== Prompt ==
I'd like every record given again exactly, please.
####################
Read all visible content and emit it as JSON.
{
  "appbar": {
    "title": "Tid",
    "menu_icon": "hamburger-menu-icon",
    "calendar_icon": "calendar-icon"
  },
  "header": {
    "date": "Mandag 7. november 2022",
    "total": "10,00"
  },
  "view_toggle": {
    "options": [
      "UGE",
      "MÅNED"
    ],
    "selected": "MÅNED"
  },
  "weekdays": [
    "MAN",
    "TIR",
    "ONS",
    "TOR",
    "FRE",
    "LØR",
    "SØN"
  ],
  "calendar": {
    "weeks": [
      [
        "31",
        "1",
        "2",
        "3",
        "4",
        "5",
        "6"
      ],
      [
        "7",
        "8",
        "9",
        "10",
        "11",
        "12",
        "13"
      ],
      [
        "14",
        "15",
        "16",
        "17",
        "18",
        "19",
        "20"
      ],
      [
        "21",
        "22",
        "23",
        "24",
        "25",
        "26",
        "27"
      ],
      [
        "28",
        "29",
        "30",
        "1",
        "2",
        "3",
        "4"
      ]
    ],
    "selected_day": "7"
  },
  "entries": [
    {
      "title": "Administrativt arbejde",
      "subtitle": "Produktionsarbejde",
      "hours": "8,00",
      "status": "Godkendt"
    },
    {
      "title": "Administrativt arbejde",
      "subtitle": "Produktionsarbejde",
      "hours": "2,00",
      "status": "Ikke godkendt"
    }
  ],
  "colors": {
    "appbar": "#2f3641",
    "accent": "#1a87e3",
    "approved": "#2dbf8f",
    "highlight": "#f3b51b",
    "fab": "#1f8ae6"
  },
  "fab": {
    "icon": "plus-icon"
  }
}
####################
== Expected answer ==
Read all visible content and emit it as JSON.
{
  "appbar": {
    "title": "Tid",
    "menu_icon": "hamburger-menu-icon",
    "calendar_icon": "calendar-icon"
  },
  "header": {
    "date": "Mandag 7. november 2022",
    "total": "10,00"
  },
  "view_toggle": {
    "options": [
      "UGE",
      "MÅNED"
    ],
    "selected": "MÅNED"
  },
  "weekdays": [
    "MAN",
    "TIR",
    "ONS",
    "TOR",
    "FRE",
    "LØR",
    "SØN"
  ],
  "calendar": {
    "weeks": [
      [
        "31",
        "1",
        "2",
        "3",
        "4",
        "5",
        "6"
      ],
      [
        "7",
        "8",
        "9",
        "10",
        "11",
        "12",
        "13"
      ],
      [
        "14",
        "15",
        "16",
        "17",
        "18",
        "19",
        "20"
      ],
      [
        "21",
        "22",
        "23",
        "24",
        "25",
        "26",
        "27"
      ],
      [
        "28",
        "29",
        "30",
        "1",
        "2",
        "3",
        "4"
      ]
    ],
    "selected_day": "7"
  },
  "entries": [
    {
      "title": "Administrativt arbejde",
      "subtitle": "Produktionsarbejde",
      "hours": "8,00",
      "status": "Godkendt"
    },
    {
      "title": "Administrativt arbejde",
      "subtitle": "Produktionsarbejde",
      "hours": "2,00",
      "status": "Ikke godkendt"
    }
  ],
  "colors": {
    "appbar": "#2f3641",
    "accent": "#1a87e3",
    "approved": "#2dbf8f",
    "highlight": "#f3b51b",
    "fab": "#1f8ae6"
  },
  "fab": {
    "icon": "plus-icon"
  }
}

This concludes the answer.